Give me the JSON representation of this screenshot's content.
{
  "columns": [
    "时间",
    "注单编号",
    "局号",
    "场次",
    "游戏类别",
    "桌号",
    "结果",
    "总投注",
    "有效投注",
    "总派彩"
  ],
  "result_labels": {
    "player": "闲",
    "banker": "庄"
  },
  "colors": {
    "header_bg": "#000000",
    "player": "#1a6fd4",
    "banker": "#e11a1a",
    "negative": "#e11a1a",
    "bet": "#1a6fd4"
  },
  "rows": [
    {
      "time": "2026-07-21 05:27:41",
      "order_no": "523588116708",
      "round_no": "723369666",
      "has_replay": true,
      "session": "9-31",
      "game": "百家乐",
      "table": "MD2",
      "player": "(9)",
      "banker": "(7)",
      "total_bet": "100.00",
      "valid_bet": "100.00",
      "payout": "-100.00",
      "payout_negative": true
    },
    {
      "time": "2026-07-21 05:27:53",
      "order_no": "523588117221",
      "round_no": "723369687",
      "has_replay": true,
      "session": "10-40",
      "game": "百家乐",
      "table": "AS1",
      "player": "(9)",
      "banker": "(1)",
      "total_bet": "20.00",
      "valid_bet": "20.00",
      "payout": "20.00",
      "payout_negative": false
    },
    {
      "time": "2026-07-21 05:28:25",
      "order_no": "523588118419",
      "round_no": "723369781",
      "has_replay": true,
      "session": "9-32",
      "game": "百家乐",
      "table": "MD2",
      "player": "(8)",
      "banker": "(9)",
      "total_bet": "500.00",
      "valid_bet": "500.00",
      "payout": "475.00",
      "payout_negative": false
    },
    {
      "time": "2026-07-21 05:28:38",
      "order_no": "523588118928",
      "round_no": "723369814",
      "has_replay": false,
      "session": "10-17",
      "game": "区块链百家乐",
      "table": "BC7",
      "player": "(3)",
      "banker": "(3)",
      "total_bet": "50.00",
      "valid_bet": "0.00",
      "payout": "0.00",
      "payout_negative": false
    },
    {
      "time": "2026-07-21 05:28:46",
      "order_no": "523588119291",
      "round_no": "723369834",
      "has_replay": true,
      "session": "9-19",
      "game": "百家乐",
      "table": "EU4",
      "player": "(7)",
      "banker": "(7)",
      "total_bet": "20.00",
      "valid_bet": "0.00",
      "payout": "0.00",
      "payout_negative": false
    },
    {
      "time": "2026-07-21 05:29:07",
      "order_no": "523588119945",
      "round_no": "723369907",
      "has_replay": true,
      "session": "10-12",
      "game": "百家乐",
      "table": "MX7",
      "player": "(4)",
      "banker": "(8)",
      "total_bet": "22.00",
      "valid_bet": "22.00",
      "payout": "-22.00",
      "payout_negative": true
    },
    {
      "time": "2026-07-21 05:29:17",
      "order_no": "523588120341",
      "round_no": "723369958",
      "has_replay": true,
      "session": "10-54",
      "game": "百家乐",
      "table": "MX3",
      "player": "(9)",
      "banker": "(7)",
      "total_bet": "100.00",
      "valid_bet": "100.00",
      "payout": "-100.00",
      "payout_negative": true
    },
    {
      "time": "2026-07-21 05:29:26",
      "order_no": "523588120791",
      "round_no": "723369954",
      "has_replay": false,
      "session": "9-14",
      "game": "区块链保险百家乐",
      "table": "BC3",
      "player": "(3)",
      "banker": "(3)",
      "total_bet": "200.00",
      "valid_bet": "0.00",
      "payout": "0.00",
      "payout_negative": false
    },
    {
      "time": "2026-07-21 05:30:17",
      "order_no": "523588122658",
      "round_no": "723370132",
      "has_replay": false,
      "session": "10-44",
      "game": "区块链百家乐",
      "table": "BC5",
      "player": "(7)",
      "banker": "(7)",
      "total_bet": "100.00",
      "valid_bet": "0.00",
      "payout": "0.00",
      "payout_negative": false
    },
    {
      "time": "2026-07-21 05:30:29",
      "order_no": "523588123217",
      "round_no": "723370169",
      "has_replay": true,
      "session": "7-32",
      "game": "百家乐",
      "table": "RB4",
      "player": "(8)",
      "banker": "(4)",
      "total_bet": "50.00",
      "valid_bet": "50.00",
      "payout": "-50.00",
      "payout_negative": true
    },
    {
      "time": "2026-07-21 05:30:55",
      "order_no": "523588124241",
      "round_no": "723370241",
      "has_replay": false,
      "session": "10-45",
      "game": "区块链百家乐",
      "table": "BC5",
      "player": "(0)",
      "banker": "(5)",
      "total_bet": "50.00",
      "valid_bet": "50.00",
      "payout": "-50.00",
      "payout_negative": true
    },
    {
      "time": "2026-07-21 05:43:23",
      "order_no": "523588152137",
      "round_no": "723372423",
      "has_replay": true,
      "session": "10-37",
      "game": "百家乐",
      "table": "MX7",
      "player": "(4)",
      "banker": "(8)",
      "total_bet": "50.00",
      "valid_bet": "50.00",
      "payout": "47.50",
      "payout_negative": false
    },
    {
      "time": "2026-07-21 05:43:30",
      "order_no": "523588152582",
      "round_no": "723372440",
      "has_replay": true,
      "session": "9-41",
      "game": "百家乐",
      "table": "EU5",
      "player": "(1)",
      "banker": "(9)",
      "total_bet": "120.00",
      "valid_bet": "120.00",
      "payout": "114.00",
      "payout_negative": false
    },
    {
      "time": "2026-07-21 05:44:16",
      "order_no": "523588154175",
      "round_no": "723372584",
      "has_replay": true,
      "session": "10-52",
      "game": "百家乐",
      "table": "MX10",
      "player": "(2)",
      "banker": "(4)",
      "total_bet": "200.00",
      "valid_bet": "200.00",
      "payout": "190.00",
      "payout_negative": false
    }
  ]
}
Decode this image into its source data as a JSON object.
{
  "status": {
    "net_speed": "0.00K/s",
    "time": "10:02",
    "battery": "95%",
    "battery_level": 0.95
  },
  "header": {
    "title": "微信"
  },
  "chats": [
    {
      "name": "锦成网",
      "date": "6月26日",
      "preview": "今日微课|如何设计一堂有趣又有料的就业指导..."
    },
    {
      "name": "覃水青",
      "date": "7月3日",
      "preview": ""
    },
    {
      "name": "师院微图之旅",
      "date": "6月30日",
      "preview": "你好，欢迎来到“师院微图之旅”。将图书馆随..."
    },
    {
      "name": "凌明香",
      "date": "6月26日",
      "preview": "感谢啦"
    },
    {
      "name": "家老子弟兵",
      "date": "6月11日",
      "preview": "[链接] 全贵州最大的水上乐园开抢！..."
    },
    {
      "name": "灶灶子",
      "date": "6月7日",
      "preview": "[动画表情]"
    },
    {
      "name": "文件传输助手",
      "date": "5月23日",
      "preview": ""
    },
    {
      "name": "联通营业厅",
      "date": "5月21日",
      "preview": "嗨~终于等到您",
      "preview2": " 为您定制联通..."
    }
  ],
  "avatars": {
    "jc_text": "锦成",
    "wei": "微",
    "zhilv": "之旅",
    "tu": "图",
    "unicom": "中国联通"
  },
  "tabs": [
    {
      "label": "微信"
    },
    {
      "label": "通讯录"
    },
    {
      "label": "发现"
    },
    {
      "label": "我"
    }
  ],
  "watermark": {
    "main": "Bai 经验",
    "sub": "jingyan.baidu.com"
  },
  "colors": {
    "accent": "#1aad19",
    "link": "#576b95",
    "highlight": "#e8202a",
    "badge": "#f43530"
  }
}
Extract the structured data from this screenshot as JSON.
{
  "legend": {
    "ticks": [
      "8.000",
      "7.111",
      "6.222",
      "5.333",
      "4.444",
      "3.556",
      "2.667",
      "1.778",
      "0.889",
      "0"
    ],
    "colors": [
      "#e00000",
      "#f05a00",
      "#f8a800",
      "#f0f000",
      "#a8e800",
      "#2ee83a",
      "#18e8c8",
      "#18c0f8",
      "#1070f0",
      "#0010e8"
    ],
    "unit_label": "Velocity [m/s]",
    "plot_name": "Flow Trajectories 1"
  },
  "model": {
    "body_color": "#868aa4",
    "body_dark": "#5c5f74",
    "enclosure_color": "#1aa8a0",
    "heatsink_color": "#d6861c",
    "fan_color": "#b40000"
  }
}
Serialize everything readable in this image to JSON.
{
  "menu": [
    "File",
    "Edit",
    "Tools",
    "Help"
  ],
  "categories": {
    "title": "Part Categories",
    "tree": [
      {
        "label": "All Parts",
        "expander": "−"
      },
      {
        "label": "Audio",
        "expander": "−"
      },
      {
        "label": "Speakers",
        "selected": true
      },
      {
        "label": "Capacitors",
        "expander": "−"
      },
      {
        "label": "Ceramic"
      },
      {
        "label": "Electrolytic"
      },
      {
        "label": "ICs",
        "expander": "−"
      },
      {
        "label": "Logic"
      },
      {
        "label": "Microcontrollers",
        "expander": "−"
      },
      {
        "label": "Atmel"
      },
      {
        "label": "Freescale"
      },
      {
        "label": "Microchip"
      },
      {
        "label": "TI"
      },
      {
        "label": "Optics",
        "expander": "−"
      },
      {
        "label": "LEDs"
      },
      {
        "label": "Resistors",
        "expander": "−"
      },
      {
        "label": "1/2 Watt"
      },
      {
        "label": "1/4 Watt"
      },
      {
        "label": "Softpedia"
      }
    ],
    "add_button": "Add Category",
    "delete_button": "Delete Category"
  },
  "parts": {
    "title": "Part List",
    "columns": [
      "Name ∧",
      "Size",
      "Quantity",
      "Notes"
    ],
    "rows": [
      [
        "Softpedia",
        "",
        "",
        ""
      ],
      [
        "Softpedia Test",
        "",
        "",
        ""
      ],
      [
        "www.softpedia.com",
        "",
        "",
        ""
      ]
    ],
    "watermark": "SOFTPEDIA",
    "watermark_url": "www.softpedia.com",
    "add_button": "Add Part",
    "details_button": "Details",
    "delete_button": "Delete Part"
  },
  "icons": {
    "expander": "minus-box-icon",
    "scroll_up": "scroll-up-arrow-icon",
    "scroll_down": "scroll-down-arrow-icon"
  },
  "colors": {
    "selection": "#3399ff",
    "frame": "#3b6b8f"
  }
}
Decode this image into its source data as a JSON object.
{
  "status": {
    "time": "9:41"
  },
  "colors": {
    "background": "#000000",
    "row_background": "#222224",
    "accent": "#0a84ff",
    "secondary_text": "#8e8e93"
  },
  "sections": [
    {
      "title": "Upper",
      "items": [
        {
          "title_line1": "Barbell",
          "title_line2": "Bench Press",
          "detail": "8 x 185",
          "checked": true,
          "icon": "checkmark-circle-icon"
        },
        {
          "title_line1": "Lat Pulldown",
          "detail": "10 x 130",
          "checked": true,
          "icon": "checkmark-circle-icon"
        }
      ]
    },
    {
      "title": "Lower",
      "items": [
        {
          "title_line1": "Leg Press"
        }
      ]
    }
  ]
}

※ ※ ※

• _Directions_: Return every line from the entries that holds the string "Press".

• _Exercise solution_:
          "title_line2": "Bench Press",
          "title_line1": "Leg Press"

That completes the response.